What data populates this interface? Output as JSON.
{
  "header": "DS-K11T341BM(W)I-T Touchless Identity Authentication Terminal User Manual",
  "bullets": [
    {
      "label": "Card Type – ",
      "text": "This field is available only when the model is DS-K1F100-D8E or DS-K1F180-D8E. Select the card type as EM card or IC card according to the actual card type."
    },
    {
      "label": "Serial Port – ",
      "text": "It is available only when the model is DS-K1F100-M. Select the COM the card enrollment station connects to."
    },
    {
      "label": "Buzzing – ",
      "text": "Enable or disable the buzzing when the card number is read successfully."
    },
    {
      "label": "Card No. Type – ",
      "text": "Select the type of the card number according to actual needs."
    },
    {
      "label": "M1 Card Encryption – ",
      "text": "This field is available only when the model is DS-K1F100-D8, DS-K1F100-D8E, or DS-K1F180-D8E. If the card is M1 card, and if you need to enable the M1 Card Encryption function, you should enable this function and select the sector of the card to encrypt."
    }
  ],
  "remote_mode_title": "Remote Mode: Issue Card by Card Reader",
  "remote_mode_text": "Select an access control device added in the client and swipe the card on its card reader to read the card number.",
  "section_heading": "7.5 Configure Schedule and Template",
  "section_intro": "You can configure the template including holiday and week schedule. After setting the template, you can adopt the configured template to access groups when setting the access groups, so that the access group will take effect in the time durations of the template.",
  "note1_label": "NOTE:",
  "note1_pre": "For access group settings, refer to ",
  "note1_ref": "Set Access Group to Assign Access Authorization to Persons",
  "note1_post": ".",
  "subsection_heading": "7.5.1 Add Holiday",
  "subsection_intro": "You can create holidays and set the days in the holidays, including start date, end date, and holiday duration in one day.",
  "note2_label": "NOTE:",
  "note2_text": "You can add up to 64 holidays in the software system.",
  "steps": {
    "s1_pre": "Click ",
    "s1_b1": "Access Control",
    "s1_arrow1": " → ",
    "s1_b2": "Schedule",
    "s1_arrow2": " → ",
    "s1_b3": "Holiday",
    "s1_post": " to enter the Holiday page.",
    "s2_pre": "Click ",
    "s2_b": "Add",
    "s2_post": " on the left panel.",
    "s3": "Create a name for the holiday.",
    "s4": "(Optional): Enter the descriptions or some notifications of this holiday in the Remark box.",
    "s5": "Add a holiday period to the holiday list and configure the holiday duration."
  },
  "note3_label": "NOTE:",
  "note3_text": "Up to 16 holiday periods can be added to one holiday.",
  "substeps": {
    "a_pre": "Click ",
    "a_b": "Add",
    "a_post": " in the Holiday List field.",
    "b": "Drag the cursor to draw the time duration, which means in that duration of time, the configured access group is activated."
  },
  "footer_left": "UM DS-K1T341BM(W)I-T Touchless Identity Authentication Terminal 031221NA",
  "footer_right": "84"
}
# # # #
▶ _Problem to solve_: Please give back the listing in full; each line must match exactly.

▶ _Solution for this task_:
What data populates this interface? Output as JSON.
{
  "header": "DS-K11T341BM(W)I-T Touchless Identity Authentication Terminal User Manual",
  "bullets": [
    {
      "label": "Card Type – ",
      "text": "This field is available only when the model is DS-K1F100-D8E or DS-K1F180-D8E. Select the card type as EM card or IC card according to the actual card type."
    },
    {
      "label": "Serial Port – ",
      "text": "It is available only when the model is DS-K1F100-M. Select the COM the card enrollment station connects to."
    },
    {
      "label": "Buzzing – ",
      "text": "Enable or disable the buzzing when the card number is read successfully."
    },
    {
      "label": "Card No. Type – ",
      "text": "Select the type of the card number according to actual needs."
    },
    {
      "label": "M1 Card Encryption – ",
      "text": "This field is available only when the model is DS-K1F100-D8, DS-K1F100-D8E, or DS-K1F180-D8E. If the card is M1 card, and if you need to enable the M1 Card Encryption function, you should enable this function and select the sector of the card to encrypt."
    }
  ],
  "remote_mode_title": "Remote Mode: Issue Card by Card Reader",
  "remote_mode_text": "Select an access control device added in the client and swipe the card on its card reader to read the card number.",
  "section_heading": "7.5 Configure Schedule and Template",
  "section_intro": "You can configure the template including holiday and week schedule. After setting the template, you can adopt the configured template to access groups when setting the access groups, so that the access group will take effect in the time durations of the template.",
  "note1_label": "NOTE:",
  "note1_pre": "For access group settings, refer to ",
  "note1_ref": "Set Access Group to Assign Access Authorization to Persons",
  "note1_post": ".",
  "subsection_heading": "7.5.1 Add Holiday",
  "subsection_intro": "You can create holidays and set the days in the holidays, including start date, end date, and holiday duration in one day.",
  "note2_label": "NOTE:",
  "note2_text": "You can add up to 64 holidays in the software system.",
  "steps": {
    "s1_pre": "Click ",
    "s1_b1": "Access Control",
    "s1_arrow1": " → ",
    "s1_b2": "Schedule",
    "s1_arrow2": " → ",
    "s1_b3": "Holiday",
    "s1_post": " to enter the Holiday page.",
    "s2_pre": "Click ",
    "s2_b": "Add",
    "s2_post": " on the left panel.",
    "s3": "Create a name for the holiday.",
    "s4": "(Optional): Enter the descriptions or some notifications of this holiday in the Remark box.",
    "s5": "Add a holiday period to the holiday list and configure the holiday duration."
  },
  "note3_label": "NOTE:",
  "note3_text": "Up to 16 holiday periods can be added to one holiday.",
  "substeps": {
    "a_pre": "Click ",
    "a_b": "Add",
    "a_post": " in the Holiday List field.",
    "b": "Drag the cursor to draw the time duration, which means in that duration of time, the configured access group is activated."
  },
  "footer_left": "UM DS-K1T341BM(W)I-T Touchless Identity Authentication Terminal 031221NA",
  "footer_right": "84"
}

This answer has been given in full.